Leave out the pictures and copy every record exactly.

*** Provided records Section Begins ***

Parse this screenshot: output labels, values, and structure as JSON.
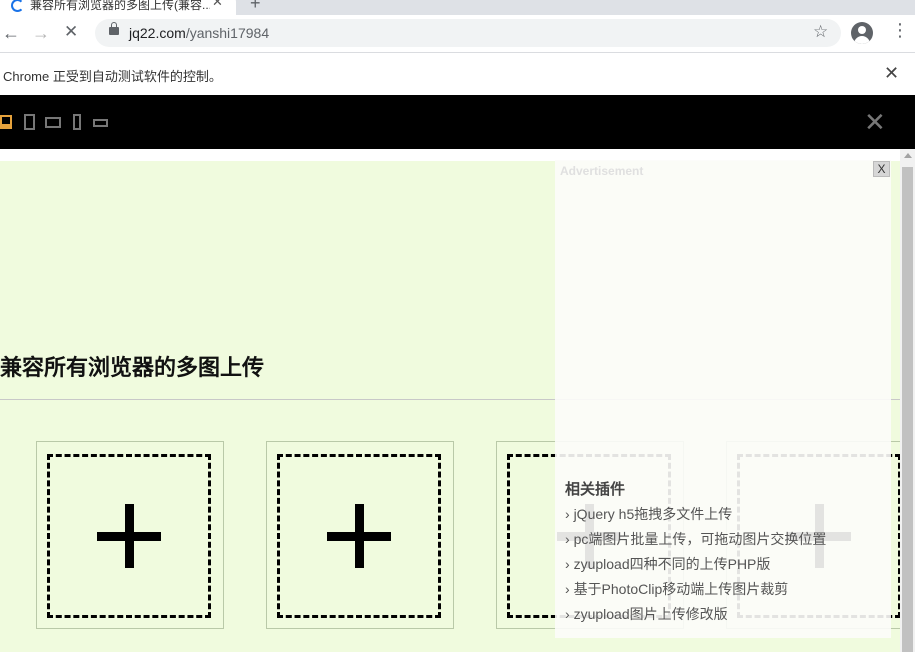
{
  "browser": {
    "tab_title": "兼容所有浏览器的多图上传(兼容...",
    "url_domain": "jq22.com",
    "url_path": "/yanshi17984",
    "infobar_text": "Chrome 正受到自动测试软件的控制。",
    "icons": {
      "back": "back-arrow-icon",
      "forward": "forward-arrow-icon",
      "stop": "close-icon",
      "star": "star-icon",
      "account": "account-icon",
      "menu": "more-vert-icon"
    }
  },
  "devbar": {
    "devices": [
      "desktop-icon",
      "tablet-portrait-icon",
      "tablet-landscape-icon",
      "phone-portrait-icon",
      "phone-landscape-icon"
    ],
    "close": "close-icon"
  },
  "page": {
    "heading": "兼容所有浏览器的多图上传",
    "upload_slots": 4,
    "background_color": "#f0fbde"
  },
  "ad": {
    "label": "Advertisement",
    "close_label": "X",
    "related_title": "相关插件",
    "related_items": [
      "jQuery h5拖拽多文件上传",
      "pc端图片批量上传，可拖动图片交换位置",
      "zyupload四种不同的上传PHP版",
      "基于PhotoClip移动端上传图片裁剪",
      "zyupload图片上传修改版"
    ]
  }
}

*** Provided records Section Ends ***

= Answer for this exercise =
Parse this screenshot: output labels, values, and structure as JSON.
{
  "browser": {
    "tab_title": "兼容所有浏览器的多图上传(兼容...",
    "url_domain": "jq22.com",
    "url_path": "/yanshi17984",
    "infobar_text": "Chrome 正受到自动测试软件的控制。",
    "icons": {
      "back": "back-arrow-icon",
      "forward": "forward-arrow-icon",
      "stop": "close-icon",
      "star": "star-icon",
      "account": "account-icon",
      "menu": "more-vert-icon"
    }
  },
  "devbar": {
    "devices": [
      "desktop-icon",
      "tablet-portrait-icon",
      "tablet-landscape-icon",
      "phone-portrait-icon",
      "phone-landscape-icon"
    ],
    "close": "close-icon"
  },
  "page": {
    "heading": "兼容所有浏览器的多图上传",
    "upload_slots": 4,
    "background_color": "#f0fbde"
  },
  "ad": {
    "label": "Advertisement",
    "close_label": "X",
    "related_title": "相关插件",
    "related_items": [
      "jQuery h5拖拽多文件上传",
      "pc端图片批量上传，可拖动图片交换位置",
      "zyupload四种不同的上传PHP版",
      "基于PhotoClip移动端上传图片裁剪",
      "zyupload图片上传修改版"
    ]
  }
}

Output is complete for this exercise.